◆ About this exercise ◆
Write the data out again, word for word.

◆ Record set ◆

┄┄┄┄┄┄┄┄┄┄

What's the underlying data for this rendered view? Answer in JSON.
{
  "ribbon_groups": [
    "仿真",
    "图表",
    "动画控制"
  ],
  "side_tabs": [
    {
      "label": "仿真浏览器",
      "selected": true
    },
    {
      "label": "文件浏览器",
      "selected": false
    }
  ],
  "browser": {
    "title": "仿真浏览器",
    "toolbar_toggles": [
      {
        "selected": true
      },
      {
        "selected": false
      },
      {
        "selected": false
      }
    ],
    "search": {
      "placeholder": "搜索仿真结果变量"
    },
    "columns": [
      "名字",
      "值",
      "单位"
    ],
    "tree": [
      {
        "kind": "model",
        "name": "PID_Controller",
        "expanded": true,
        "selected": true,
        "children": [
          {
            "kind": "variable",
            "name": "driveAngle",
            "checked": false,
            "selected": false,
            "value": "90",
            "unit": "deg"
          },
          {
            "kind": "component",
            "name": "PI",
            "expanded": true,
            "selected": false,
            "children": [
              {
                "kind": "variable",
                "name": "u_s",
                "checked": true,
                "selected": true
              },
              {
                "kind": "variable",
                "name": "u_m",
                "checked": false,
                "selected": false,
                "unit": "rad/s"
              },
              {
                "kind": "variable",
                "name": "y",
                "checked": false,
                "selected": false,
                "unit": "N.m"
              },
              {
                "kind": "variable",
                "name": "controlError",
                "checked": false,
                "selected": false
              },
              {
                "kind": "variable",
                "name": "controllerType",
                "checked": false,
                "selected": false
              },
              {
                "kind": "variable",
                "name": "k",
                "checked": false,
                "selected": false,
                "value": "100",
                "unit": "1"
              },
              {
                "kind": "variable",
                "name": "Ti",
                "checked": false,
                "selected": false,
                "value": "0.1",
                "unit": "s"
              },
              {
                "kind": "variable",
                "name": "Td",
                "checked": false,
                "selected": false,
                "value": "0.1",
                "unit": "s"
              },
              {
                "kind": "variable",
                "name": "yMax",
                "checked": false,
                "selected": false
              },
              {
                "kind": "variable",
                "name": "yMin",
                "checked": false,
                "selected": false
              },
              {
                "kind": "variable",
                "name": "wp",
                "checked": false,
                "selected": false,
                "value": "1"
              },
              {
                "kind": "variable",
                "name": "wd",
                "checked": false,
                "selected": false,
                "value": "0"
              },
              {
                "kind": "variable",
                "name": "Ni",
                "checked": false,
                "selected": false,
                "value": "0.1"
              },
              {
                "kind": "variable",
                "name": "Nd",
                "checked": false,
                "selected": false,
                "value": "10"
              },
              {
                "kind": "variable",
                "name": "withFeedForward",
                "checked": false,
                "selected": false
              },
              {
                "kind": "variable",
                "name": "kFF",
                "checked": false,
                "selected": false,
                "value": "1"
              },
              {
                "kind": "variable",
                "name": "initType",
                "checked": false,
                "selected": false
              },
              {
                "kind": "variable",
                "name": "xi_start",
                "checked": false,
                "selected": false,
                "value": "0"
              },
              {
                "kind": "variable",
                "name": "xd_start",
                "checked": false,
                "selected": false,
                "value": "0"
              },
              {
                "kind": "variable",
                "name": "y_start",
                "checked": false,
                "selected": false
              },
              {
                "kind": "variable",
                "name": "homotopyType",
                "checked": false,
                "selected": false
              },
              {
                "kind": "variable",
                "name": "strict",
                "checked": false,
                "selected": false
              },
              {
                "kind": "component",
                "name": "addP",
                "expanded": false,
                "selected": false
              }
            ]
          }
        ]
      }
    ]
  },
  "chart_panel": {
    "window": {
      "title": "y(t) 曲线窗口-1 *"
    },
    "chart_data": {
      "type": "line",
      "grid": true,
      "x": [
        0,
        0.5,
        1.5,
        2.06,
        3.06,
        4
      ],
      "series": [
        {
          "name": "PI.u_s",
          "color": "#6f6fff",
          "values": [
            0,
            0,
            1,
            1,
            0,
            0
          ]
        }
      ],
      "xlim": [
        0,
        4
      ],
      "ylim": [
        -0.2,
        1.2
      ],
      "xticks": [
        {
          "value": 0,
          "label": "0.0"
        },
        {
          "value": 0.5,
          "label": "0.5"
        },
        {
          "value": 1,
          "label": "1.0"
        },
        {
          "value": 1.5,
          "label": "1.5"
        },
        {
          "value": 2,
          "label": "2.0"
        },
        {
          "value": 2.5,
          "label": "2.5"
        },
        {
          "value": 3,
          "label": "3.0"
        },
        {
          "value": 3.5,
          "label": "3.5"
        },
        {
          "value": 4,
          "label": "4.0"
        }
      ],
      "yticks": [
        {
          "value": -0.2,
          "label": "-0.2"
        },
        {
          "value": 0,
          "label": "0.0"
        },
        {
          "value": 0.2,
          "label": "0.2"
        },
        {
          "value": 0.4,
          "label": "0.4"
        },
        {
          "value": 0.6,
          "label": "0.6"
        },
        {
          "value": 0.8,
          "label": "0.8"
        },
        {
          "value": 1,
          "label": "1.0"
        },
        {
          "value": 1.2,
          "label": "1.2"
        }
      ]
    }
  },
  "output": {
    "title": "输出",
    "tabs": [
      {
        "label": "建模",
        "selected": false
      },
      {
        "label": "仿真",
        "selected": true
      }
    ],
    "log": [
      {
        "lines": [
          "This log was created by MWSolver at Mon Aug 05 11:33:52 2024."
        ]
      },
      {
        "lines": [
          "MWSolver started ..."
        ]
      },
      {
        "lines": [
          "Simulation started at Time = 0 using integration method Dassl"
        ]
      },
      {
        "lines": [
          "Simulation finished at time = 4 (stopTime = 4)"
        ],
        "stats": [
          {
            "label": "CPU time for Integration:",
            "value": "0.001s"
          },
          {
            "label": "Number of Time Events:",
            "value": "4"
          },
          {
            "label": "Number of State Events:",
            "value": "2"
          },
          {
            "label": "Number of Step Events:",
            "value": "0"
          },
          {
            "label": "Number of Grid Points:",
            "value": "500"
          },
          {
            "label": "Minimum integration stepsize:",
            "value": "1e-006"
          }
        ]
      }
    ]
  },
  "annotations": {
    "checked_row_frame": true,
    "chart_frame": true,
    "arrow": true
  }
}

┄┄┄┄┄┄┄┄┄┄

◆ Reply to the exercise ◆
What's the underlying data for this rendered view? Answer in JSON.
{
  "ribbon_groups": [
    "仿真",
    "图表",
    "动画控制"
  ],
  "side_tabs": [
    {
      "label": "仿真浏览器",
      "selected": true
    },
    {
      "label": "文件浏览器",
      "selected": false
    }
  ],
  "browser": {
    "title": "仿真浏览器",
    "toolbar_toggles": [
      {
        "selected": true
      },
      {
        "selected": false
      },
      {
        "selected": false
      }
    ],
    "search": {
      "placeholder": "搜索仿真结果变量"
    },
    "columns": [
      "名字",
      "值",
      "单位"
    ],
    "tree": [
      {
        "kind": "model",
        "name": "PID_Controller",
        "expanded": true,
        "selected": true,
        "children": [
          {
            "kind": "variable",
            "name": "driveAngle",
            "checked": false,
            "selected": false,
            "value": "90",
            "unit": "deg"
          },
          {
            "kind": "component",
            "name": "PI",
            "expanded": true,
            "selected": false,
            "children": [
              {
                "kind": "variable",
                "name": "u_s",
                "checked": true,
                "selected": true
              },
              {
                "kind": "variable",
                "name": "u_m",
                "checked": false,
                "selected": false,
                "unit": "rad/s"
              },
              {
                "kind": "variable",
                "name": "y",
                "checked": false,
                "selected": false,
                "unit": "N.m"
              },
              {
                "kind": "variable",
                "name": "controlError",
                "checked": false,
                "selected": false
              },
              {
                "kind": "variable",
                "name": "controllerType",
                "checked": false,
                "selected": false
              },
              {
                "kind": "variable",
                "name": "k",
                "checked": false,
                "selected": false,
                "value": "100",
                "unit": "1"
              },
              {
                "kind": "variable",
                "name": "Ti",
                "checked": false,
                "selected": false,
                "value": "0.1",
                "unit": "s"
              },
              {
                "kind": "variable",
                "name": "Td",
                "checked": false,
                "selected": false,
                "value": "0.1",
                "unit": "s"
              },
              {
                "kind": "variable",
                "name": "yMax",
                "checked": false,
                "selected": false
              },
              {
                "kind": "variable",
                "name": "yMin",
                "checked": false,
                "selected": false
              },
              {
                "kind": "variable",
                "name": "wp",
                "checked": false,
                "selected": false,
                "value": "1"
              },
              {
                "kind": "variable",
                "name": "wd",
                "checked": false,
                "selected": false,
                "value": "0"
              },
              {
                "kind": "variable",
                "name": "Ni",
                "checked": false,
                "selected": false,
                "value": "0.1"
              },
              {
                "kind": "variable",
                "name": "Nd",
                "checked": false,
                "selected": false,
                "value": "10"
              },
              {
                "kind": "variable",
                "name": "withFeedForward",
                "checked": false,
                "selected": false
              },
              {
                "kind": "variable",
                "name": "kFF",
                "checked": false,
                "selected": false,
                "value": "1"
              },
              {
                "kind": "variable",
                "name": "initType",
                "checked": false,
                "selected": false
              },
              {
                "kind": "variable",
                "name": "xi_start",
                "checked": false,
                "selected": false,
                "value": "0"
              },
              {
                "kind": "variable",
                "name": "xd_start",
                "checked": false,
                "selected": false,
                "value": "0"
              },
              {
                "kind": "variable",
                "name": "y_start",
                "checked": false,
                "selected": false
              },
              {
                "kind": "variable",
                "name": "homotopyType",
                "checked": false,
                "selected": false
              },
              {
                "kind": "variable",
                "name": "strict",
                "checked": false,
                "selected": false
              },
              {
                "kind": "component",
                "name": "addP",
                "expanded": false,
                "selected": false
              }
            ]
          }
        ]
      }
    ]
  },
  "chart_panel": {
    "window": {
      "title": "y(t) 曲线窗口-1 *"
    },
    "chart_data": {
      "type": "line",
      "grid": true,
      "x": [
        0,
        0.5,
        1.5,
        2.06,
        3.06,
        4
      ],
      "series": [
        {
          "name": "PI.u_s",
          "color": "#6f6fff",
          "values": [
            0,
            0,
            1,
            1,
            0,
            0
          ]
        }
      ],
      "xlim": [
        0,
        4
      ],
      "ylim": [
        -0.2,
        1.2
      ],
      "xticks": [
        {
          "value": 0,
          "label": "0.0"
        },
        {
          "value": 0.5,
          "label": "0.5"
        },
        {
          "value": 1,
          "label": "1.0"
        },
        {
          "value": 1.5,
          "label": "1.5"
        },
        {
          "value": 2,
          "label": "2.0"
        },
        {
          "value": 2.5,
          "label": "2.5"
        },
        {
          "value": 3,
          "label": "3.0"
        },
        {
          "value": 3.5,
          "label": "3.5"
        },
        {
          "value": 4,
          "label": "4.0"
        }
      ],
      "yticks": [
        {
          "value": -0.2,
          "label": "-0.2"
        },
        {
          "value": 0,
          "label": "0.0"
        },
        {
          "value": 0.2,
          "label": "0.2"
        },
        {
          "value": 0.4,
          "label": "0.4"
        },
        {
          "value": 0.6,
          "label": "0.6"
        },
        {
          "value": 0.8,
          "label": "0.8"
        },
        {
          "value": 1,
          "label": "1.0"
        },
        {
          "value": 1.2,
          "label": "1.2"
        }
      ]
    }
  },
  "output": {
    "title": "输出",
    "tabs": [
      {
        "label": "建模",
        "selected": false
      },
      {
        "label": "仿真",
        "selected": true
      }
    ],
    "log": [
      {
        "lines": [
          "This log was created by MWSolver at Mon Aug 05 11:33:52 2024."
        ]
      },
      {
        "lines": [
          "MWSolver started ..."
        ]
      },
      {
        "lines": [
          "Simulation started at Time = 0 using integration method Dassl"
        ]
      },
      {
        "lines": [
          "Simulation finished at time = 4 (stopTime = 4)"
        ],
        "stats": [
          {
            "label": "CPU time for Integration:",
            "value": "0.001s"
          },
          {
            "label": "Number of Time Events:",
            "value": "4"
          },
          {
            "label": "Number of State Events:",
            "value": "2"
          },
          {
            "label": "Number of Step Events:",
            "value": "0"
          },
          {
            "label": "Number of Grid Points:",
            "value": "500"
          },
          {
            "label": "Minimum integration stepsize:",
            "value": "1e-006"
          }
        ]
      }
    ]
  },
  "annotations": {
    "checked_row_frame": true,
    "chart_frame": true,
    "arrow": true
  }
}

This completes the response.